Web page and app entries
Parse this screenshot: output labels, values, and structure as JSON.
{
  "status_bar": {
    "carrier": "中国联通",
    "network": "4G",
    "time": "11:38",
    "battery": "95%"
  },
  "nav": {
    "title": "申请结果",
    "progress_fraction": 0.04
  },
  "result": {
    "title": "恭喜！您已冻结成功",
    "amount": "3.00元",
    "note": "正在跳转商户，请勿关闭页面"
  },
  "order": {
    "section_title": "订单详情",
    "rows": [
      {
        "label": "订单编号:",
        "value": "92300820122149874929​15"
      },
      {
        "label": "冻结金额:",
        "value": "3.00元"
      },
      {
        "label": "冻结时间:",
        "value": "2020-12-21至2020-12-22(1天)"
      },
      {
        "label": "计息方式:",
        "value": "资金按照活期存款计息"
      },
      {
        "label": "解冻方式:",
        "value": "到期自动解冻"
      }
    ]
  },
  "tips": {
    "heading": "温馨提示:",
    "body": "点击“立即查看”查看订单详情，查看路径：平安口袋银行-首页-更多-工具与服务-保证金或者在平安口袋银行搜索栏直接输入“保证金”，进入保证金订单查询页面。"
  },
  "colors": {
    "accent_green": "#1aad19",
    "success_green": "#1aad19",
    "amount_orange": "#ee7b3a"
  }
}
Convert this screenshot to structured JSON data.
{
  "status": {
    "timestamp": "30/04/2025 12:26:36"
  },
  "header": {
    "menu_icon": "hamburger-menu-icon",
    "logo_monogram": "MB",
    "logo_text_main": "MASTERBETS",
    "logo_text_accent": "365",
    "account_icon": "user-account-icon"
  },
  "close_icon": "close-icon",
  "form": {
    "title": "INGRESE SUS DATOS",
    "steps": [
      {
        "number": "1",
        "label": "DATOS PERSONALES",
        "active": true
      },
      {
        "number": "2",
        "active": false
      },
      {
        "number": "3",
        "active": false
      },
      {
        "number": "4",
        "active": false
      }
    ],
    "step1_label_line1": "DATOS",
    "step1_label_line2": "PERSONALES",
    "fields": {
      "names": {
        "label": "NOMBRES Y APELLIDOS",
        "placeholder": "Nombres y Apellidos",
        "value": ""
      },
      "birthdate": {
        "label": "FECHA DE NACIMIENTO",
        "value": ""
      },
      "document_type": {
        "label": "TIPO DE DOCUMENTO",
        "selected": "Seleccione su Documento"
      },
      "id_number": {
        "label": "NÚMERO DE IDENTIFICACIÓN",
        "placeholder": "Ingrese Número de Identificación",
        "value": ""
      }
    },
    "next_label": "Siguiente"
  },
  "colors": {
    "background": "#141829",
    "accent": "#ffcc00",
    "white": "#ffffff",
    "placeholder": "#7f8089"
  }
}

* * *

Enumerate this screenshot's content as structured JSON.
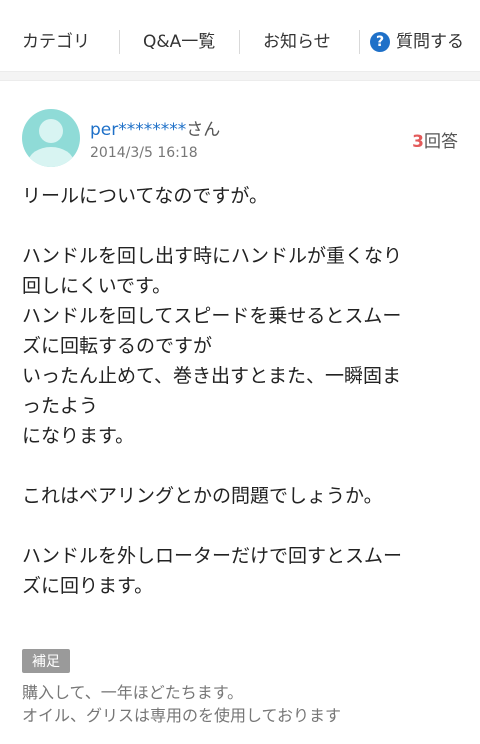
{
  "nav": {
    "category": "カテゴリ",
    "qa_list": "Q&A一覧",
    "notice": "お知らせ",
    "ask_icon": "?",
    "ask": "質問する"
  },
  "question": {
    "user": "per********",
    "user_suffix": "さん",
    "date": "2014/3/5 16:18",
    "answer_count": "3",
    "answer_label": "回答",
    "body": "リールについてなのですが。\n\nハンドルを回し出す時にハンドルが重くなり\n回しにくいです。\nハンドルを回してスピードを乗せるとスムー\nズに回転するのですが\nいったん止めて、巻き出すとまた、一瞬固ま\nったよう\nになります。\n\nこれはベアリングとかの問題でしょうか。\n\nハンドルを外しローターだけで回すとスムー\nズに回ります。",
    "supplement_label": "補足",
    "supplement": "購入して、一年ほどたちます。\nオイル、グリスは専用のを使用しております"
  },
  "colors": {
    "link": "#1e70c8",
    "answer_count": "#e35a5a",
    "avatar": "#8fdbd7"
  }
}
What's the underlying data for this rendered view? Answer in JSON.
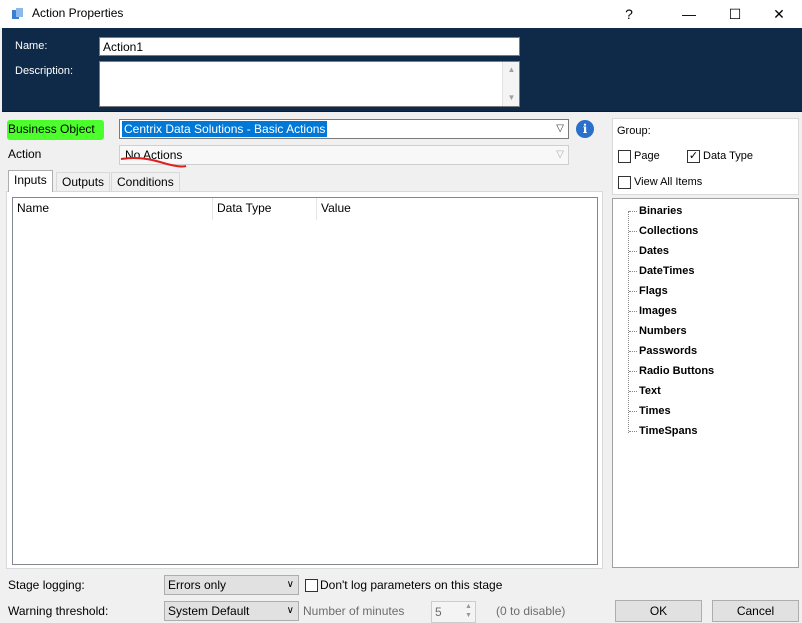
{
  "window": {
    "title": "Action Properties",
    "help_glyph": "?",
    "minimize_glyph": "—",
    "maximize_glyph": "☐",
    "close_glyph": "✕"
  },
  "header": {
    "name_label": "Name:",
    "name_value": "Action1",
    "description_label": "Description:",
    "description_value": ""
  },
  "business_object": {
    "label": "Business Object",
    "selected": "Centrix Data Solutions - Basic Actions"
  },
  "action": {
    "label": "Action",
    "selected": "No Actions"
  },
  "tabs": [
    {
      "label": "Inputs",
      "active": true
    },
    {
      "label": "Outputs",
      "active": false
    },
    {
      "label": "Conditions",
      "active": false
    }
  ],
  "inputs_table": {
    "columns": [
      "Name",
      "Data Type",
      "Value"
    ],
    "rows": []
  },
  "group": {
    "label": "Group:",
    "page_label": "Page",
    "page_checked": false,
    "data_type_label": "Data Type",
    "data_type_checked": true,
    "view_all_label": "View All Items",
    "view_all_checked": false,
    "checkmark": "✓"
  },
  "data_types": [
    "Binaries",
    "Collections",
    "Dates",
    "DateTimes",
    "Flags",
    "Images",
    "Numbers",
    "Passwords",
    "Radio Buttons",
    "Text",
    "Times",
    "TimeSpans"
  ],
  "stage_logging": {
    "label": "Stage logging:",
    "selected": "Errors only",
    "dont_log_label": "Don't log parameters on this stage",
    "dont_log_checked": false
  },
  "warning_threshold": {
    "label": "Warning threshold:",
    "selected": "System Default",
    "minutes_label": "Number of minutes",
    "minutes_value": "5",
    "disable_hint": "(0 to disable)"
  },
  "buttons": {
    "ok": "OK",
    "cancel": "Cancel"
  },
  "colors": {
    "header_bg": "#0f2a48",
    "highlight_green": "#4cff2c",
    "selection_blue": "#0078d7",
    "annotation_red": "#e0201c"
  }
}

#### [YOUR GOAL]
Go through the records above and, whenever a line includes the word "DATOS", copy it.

#### [WRITTEN ANSWER]
    "title": "INGRESE SUS DATOS",
        "label": "DATOS PERSONALES",
    "step1_label_line1": "DATOS",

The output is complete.